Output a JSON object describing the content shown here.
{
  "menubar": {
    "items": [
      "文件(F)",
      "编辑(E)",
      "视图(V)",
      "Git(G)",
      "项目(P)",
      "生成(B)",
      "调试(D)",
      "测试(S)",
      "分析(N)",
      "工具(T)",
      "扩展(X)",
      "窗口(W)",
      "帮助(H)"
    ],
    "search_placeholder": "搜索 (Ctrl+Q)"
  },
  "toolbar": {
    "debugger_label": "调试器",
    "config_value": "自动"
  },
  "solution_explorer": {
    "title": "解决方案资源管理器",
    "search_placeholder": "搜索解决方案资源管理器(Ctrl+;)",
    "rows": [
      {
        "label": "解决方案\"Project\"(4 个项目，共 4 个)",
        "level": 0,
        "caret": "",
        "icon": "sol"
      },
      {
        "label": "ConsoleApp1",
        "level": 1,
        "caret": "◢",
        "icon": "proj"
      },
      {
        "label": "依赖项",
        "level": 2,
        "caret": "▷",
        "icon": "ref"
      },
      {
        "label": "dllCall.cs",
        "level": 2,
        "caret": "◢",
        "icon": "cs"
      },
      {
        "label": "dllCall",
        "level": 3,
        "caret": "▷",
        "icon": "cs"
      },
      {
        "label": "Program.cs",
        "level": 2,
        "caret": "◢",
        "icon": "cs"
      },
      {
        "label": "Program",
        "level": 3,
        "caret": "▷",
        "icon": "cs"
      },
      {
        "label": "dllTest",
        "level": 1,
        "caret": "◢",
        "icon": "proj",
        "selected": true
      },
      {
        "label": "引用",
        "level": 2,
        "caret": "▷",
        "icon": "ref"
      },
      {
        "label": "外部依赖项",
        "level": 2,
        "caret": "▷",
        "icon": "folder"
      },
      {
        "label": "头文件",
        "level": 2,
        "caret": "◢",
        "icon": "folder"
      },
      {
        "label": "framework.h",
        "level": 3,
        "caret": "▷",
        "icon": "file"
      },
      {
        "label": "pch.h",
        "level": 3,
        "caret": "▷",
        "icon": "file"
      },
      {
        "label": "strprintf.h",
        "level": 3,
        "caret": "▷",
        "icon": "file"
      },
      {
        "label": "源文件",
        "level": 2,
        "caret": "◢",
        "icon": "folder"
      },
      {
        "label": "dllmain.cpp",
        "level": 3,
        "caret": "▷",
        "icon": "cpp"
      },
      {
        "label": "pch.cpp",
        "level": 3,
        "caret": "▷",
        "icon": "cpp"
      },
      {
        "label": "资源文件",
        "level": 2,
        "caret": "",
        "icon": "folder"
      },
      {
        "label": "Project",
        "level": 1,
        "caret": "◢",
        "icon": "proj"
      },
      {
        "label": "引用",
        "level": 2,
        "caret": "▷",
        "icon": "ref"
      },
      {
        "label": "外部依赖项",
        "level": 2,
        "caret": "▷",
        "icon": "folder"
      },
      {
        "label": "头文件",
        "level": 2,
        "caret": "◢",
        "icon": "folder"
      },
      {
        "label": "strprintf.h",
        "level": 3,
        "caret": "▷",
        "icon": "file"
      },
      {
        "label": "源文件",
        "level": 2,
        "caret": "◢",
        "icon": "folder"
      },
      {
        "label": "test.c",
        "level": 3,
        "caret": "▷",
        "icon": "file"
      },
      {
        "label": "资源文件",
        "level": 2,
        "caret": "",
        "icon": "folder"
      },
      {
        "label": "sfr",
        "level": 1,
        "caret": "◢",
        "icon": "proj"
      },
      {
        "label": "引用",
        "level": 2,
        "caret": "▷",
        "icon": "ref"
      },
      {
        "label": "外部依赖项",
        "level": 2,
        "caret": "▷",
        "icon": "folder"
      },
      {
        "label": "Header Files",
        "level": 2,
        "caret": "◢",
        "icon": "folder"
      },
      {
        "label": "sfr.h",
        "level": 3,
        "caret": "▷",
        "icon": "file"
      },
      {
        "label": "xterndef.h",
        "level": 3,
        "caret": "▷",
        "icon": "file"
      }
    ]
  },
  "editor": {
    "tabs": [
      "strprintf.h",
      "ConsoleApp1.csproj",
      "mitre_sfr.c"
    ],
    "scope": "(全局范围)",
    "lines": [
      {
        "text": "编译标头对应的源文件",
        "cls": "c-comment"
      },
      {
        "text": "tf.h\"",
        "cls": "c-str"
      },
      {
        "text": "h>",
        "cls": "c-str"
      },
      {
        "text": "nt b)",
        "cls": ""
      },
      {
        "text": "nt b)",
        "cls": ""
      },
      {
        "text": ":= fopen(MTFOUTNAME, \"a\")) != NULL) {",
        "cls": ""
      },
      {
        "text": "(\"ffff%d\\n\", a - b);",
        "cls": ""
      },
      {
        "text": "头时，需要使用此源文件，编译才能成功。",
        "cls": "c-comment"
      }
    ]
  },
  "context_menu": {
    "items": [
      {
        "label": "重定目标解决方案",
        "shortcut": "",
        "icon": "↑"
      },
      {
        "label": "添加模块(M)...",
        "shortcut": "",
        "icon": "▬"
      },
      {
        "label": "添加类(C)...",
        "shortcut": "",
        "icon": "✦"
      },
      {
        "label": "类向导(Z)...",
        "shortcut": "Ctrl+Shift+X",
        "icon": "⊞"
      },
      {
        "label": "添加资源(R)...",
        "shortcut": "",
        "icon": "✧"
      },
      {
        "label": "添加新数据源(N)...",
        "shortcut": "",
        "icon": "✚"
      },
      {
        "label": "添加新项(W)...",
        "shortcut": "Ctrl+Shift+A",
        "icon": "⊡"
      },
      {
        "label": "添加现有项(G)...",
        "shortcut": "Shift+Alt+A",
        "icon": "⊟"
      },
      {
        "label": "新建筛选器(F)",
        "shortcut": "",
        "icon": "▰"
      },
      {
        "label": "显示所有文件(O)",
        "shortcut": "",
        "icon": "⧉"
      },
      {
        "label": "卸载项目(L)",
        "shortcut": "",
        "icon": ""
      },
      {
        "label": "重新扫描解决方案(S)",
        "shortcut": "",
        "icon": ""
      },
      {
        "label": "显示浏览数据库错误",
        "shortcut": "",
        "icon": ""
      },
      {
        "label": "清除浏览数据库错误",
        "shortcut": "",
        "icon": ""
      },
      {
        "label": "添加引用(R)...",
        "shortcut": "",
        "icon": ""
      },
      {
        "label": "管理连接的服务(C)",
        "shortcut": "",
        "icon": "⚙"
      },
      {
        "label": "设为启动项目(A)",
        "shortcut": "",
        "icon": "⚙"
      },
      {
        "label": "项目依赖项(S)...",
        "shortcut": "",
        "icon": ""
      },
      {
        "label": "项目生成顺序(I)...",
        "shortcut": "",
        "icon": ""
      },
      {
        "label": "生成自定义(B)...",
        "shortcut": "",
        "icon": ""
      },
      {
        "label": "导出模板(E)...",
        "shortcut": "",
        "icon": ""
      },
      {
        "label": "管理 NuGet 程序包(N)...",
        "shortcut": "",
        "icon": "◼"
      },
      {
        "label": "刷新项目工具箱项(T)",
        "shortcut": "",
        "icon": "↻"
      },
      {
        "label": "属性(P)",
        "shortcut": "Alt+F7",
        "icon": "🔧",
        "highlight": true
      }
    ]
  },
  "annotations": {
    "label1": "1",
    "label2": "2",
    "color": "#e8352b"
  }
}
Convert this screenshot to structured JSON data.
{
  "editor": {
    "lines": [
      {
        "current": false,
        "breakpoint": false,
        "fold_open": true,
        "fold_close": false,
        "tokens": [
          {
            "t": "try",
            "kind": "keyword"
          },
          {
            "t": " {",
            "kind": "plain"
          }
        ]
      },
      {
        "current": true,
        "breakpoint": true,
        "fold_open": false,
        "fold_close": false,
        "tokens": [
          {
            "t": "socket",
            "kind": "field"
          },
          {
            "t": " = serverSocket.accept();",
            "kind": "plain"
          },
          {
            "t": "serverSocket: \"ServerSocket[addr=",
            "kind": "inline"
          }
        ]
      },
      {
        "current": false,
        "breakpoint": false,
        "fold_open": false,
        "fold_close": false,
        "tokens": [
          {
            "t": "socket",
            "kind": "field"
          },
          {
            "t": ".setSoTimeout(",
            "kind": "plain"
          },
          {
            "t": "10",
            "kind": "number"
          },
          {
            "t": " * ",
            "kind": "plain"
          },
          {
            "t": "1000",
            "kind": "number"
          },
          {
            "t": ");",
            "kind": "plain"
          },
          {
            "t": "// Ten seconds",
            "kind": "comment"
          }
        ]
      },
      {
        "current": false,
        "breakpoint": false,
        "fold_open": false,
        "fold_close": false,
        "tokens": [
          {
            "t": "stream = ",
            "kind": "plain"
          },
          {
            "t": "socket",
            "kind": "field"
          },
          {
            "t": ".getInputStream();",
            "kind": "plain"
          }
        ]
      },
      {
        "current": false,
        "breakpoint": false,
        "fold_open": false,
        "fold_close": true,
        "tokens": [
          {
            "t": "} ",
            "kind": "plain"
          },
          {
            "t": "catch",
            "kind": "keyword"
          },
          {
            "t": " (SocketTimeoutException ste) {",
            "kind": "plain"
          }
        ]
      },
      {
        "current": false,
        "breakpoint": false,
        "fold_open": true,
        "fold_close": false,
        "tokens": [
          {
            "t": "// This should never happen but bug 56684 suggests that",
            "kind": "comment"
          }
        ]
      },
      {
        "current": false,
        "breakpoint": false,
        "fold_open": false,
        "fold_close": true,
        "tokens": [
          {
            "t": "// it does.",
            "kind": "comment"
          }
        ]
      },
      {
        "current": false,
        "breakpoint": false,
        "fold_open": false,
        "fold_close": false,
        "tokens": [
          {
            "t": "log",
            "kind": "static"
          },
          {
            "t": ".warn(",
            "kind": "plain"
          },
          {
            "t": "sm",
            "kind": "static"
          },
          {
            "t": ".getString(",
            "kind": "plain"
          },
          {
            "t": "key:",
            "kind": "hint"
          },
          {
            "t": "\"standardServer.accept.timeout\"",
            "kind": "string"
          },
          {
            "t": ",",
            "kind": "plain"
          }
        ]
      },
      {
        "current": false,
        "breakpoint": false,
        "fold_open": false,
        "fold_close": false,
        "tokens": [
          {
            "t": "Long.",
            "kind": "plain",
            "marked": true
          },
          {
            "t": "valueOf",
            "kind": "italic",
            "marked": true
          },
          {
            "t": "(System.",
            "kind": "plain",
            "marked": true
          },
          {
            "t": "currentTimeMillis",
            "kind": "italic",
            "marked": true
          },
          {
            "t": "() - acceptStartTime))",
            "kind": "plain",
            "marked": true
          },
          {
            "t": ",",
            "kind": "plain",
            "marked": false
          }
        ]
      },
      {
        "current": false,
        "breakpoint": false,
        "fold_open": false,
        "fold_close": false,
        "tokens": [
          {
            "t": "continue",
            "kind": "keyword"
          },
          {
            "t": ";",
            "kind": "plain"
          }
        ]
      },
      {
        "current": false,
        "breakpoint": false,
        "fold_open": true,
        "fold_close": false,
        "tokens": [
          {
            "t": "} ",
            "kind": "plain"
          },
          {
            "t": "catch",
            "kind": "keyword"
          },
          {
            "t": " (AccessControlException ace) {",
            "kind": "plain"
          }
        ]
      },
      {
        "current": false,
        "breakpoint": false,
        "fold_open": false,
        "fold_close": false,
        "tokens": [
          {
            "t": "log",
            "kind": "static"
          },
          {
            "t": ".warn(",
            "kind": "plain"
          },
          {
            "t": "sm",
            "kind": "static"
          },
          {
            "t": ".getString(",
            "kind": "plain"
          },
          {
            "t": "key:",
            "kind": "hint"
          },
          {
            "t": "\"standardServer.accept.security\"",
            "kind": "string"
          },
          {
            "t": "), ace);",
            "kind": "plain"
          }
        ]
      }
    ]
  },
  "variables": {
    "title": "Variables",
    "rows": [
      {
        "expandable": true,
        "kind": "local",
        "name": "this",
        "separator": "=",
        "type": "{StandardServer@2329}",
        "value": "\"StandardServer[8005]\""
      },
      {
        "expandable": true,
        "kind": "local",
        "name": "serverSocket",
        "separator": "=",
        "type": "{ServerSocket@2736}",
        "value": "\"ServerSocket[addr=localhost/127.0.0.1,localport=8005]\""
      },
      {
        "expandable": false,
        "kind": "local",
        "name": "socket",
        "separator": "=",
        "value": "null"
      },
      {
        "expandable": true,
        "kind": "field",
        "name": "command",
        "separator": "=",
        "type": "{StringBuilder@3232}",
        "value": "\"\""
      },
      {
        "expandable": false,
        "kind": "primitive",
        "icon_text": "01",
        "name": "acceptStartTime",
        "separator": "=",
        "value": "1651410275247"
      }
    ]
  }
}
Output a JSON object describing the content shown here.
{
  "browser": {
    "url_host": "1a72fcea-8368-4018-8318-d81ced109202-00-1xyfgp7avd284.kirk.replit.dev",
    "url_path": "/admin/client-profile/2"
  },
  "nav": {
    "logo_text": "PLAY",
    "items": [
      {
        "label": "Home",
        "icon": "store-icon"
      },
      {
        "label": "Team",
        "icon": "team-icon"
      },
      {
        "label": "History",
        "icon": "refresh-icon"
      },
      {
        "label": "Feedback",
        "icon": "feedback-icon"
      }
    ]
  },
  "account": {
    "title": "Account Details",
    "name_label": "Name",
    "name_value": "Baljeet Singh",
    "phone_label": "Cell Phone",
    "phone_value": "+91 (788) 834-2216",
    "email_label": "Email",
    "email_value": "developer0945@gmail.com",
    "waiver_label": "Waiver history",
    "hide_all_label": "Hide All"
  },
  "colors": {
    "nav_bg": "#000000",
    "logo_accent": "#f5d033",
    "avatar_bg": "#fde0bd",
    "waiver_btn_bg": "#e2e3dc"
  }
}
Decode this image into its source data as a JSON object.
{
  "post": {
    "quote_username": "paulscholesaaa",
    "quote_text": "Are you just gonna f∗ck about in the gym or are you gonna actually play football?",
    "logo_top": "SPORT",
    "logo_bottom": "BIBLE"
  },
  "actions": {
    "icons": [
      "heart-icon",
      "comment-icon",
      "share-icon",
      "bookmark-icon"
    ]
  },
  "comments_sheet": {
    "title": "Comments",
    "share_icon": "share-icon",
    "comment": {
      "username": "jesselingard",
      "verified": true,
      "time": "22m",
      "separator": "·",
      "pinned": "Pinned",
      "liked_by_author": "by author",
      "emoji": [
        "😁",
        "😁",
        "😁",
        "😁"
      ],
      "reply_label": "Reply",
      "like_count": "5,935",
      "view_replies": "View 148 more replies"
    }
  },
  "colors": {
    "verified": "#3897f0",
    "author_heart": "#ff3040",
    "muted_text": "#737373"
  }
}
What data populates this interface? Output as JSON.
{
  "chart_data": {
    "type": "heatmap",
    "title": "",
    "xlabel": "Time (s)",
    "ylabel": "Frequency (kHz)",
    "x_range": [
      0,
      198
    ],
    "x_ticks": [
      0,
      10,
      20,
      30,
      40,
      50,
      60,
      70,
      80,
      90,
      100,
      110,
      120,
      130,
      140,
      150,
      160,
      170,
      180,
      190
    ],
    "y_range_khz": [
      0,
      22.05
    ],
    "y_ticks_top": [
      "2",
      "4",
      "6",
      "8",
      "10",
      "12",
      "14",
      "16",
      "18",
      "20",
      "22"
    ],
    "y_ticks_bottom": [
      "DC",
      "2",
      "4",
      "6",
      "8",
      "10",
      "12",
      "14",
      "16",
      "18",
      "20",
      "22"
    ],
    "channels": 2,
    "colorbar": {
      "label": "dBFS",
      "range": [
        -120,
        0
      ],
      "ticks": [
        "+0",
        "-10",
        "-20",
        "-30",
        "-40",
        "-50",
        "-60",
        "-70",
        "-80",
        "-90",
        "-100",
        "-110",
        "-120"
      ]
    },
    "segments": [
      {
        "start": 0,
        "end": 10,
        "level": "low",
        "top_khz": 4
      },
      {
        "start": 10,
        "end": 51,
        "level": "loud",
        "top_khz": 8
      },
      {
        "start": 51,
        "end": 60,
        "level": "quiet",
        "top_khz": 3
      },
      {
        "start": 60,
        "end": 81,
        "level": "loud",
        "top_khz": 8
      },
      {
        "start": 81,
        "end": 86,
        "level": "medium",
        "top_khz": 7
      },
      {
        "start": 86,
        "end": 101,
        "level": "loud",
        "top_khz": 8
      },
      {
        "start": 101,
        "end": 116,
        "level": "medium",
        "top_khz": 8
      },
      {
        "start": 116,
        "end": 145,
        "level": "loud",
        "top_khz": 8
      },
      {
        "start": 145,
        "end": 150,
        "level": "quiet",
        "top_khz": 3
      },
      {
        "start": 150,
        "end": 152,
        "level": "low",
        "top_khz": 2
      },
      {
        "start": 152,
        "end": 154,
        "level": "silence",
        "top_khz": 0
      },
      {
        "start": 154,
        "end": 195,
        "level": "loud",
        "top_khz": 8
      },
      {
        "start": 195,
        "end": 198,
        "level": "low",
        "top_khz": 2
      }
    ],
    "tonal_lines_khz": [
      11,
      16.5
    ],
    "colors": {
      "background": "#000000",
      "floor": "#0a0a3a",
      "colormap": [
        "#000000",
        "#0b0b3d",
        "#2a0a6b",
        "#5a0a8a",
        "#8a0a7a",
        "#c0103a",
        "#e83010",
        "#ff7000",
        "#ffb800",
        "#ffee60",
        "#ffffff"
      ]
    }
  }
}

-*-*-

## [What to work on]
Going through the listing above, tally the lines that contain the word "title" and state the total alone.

## [Output for this task]
5